Golden promised Wednesday the Hurricanes won't ever be under the gun or strangers in their own backyard again as long as he's coach. His plan to change htings: put all nine of his coaches to recruit what he calls 'The Eye Of The Storm' -- Dade, Broward and Palm Beach Counties.

"All of Florida is vitally important ot us. We’ve got to get back to our roots...," Golden said. "We’re going to get back to being really strong in those areas. We’re talking right now about which areas we’re going to allocate. Not only do we have all nine coaches within two hours of where we are right now, which is what we call the Eye of the Storm, we have all nine coaches in-state, which is really important to us. If we take care of our home state, we’re going to be in great shape. We’ll have all nine guys in the state and all nine guys here in the eye, which I think is a departure from what they’ve done before. We want to make sure we get it right here.

"There are too many kids signing late, too many kids that are the next Ed Reed or the next Ray Lewis who was the last player taken, or the next Reggie Wayne. There are too many of those kids locally to go all over the country when they’re right here in our backyard. We want to make sure our central focus is here and then go out of state to get kids that want to be a part of this tradition.
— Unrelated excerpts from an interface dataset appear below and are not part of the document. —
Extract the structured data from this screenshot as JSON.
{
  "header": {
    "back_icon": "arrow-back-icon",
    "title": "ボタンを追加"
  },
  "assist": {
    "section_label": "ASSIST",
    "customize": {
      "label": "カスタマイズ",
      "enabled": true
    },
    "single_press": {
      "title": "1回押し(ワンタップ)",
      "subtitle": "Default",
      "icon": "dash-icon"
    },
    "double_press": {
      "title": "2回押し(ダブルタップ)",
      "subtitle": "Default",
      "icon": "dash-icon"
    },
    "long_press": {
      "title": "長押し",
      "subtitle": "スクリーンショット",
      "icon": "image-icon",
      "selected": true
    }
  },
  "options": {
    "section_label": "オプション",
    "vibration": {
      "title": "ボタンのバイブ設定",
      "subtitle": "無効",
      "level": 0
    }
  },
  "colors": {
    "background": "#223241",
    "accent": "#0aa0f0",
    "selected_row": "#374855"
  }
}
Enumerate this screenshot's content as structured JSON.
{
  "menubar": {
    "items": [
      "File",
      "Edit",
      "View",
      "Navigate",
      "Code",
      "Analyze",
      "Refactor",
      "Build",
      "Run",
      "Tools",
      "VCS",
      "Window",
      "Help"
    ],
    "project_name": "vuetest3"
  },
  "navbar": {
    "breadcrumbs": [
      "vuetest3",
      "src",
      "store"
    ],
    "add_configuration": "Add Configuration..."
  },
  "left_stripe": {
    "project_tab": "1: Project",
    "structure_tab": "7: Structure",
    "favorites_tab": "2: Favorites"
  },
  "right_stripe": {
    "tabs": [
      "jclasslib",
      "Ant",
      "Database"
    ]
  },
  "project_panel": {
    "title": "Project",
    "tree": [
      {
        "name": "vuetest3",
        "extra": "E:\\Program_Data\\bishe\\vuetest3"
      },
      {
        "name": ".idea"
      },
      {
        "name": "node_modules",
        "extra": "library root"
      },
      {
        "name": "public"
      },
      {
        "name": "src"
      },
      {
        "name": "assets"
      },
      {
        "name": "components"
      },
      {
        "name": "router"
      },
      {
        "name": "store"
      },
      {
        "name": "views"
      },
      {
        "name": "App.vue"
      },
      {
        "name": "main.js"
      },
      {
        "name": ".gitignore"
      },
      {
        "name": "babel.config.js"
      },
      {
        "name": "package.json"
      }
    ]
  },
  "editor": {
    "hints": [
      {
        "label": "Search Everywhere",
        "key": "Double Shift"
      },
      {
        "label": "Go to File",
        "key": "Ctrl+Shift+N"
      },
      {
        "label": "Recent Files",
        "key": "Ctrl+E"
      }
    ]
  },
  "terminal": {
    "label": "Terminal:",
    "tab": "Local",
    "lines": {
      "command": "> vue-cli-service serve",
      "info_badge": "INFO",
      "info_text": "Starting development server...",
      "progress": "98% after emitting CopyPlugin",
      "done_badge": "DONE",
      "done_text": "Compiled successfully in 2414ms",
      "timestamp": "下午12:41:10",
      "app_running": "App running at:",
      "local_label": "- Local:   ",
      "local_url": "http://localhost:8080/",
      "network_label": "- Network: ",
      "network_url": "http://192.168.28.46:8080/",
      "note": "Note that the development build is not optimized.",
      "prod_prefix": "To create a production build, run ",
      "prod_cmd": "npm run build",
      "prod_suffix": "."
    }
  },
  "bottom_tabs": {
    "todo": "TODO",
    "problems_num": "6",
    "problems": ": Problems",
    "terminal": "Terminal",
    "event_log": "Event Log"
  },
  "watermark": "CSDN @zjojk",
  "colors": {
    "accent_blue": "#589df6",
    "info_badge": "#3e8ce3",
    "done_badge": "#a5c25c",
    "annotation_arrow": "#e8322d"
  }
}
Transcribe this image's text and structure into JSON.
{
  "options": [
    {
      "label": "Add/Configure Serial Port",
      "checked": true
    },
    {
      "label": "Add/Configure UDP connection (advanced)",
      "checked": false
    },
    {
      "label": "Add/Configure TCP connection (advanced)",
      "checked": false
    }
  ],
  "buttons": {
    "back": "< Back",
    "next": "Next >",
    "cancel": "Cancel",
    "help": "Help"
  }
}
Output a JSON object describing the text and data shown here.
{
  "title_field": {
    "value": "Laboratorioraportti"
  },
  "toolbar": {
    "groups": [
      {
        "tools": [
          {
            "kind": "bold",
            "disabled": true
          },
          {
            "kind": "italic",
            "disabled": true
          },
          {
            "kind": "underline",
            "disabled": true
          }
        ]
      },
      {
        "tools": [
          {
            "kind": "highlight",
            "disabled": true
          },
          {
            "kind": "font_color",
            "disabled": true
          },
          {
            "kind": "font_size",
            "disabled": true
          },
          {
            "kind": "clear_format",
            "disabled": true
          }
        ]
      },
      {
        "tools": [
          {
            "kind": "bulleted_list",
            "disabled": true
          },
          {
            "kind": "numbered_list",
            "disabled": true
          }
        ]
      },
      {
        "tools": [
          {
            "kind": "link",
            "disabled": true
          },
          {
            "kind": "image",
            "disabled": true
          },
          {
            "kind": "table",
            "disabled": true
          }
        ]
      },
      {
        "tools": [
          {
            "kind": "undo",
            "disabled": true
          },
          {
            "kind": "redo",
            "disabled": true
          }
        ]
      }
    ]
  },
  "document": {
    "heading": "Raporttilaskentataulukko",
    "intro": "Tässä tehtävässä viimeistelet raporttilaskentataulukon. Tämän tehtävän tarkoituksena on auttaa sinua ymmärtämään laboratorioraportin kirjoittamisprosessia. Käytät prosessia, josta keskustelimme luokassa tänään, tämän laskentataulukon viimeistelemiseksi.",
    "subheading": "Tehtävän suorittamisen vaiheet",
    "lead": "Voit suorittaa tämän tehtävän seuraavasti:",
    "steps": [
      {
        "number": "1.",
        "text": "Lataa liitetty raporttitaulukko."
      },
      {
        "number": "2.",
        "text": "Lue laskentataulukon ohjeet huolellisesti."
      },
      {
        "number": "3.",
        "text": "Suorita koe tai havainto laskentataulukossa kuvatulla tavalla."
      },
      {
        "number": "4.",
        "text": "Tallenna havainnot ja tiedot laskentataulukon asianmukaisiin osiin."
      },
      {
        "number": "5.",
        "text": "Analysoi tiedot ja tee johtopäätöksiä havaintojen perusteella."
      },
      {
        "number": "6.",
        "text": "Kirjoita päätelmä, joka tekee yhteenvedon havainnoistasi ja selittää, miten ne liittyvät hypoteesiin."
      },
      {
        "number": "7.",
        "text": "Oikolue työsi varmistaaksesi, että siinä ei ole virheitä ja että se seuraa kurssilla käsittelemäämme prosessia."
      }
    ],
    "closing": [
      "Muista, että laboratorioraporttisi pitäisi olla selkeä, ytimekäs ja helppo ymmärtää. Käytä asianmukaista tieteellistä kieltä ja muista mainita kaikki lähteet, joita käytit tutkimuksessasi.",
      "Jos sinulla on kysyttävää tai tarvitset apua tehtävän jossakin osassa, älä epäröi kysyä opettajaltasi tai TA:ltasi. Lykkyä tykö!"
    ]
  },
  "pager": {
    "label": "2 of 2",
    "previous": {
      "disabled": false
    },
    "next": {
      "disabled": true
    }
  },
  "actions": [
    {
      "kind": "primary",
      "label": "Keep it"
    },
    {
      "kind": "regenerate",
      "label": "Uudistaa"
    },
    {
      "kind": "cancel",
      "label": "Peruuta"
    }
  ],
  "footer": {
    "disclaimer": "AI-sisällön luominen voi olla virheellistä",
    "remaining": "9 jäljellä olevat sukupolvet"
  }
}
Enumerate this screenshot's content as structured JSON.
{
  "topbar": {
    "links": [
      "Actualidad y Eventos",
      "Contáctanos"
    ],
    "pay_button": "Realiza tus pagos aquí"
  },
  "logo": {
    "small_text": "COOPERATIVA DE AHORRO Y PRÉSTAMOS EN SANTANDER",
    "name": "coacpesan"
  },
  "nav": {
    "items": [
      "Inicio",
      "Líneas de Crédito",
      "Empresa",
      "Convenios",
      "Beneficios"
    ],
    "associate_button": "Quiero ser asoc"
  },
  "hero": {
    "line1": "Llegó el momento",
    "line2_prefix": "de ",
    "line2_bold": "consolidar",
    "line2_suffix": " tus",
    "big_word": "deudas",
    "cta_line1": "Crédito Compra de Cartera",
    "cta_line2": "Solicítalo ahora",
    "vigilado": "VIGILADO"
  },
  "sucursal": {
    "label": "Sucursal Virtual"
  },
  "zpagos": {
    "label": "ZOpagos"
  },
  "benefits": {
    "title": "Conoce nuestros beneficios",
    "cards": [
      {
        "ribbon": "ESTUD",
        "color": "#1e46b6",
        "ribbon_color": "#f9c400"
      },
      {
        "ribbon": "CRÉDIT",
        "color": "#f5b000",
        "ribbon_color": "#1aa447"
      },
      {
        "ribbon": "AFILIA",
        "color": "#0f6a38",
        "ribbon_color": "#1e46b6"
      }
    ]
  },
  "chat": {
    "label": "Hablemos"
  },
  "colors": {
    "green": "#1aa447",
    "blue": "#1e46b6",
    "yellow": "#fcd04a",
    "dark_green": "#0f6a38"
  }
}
"The number of kids that come out from down here and play Division I football is the reason whywe’re developing our recruiting philosophy... if there’s 350 or 400 kids that sign Division I scholarships in Florida, we only need 18 to 20 a year to be a great team. Not to compete, but a great team. So let’s get it right at home and go from there."

Golden isn't just taking a new approach to recruiting, he's taking a new approach all around. Among other things on tap: junior days, camps, coaching clinics. In essence, he's extending his hand out and shaking hands with people who often wondered why that old football powerhouse down the street was ignoring them.

"We are the University of Miami, the University of all of South Florida," Golden said. "And we want to make sure we are giving kids an opportunity to learn, to be exposed to the University of Miami, our mission on campus. And clearly we want an opportunity to evaluate to see which ones are good enough to be Hurricanes and who wants to be Miami Hurricanes.

"Our last four years at Temple, 78 percent of the kids that we signed attended [our] camp. So obviously you have a chance to evaluate them in the camp. There’s nothing like seeing a student-athlete live. There’s nothing that compares to it. If you can take that, plus the academic transcript, plus the film and then the intangibles, you have a chance to mitigate risk."

UM's camp used to cost $390. Golden has slashed it down $55.

"We're going to keep that price low," Golden said. "It's $40 through President's Day weekend, then will go up to $55. It's not a money maker for us. It’s about getting to know the high school coaches, giving kids an opportunity. The camp is designed so if you don't get a scholarship offer from Miami – FIU, FAU, Bethnue Cookman, MAC schools, a bunch of 1-AA schools – all those schools will be here and represented so there's a safety net in there. It's not just going to benefit you if you want to go to Miami, but it will benefit you if you want to go to one of those other institutions as well."

How does it work? "You show up at 8, you get introduced to the staff, we break you down into groups and you do a bunch of drills on offense, then you do a bunch of drills on defense, then you have a chance to go to lunch on campus - inside, for a barbecue," Golden said.

"We'll finish up with some one on ones and some competition at the end. It's really an 8 to 4 deal. We coach the heck out of them. We have it down cold. We’re going to develop them. They're going to learn. Hopefully, the goal is to get them back again. We have six of those dates in June."

Of course, Golden still isn't done with 2011.

The Hurricanes, ranked as having the 36th-best recruiting class in the country by Rivals.com, could end up moving up a few more notches tonight if Jacoby Brissett decides UM (which didn't begin recruiting him until three weeks ago) is really the best place for his future.

But gain a quarterback or watch him go elsewhere tonight, we've learned at least one thing over the last six weeks: Al Golden is not going to be a stranger in his own backyard very long.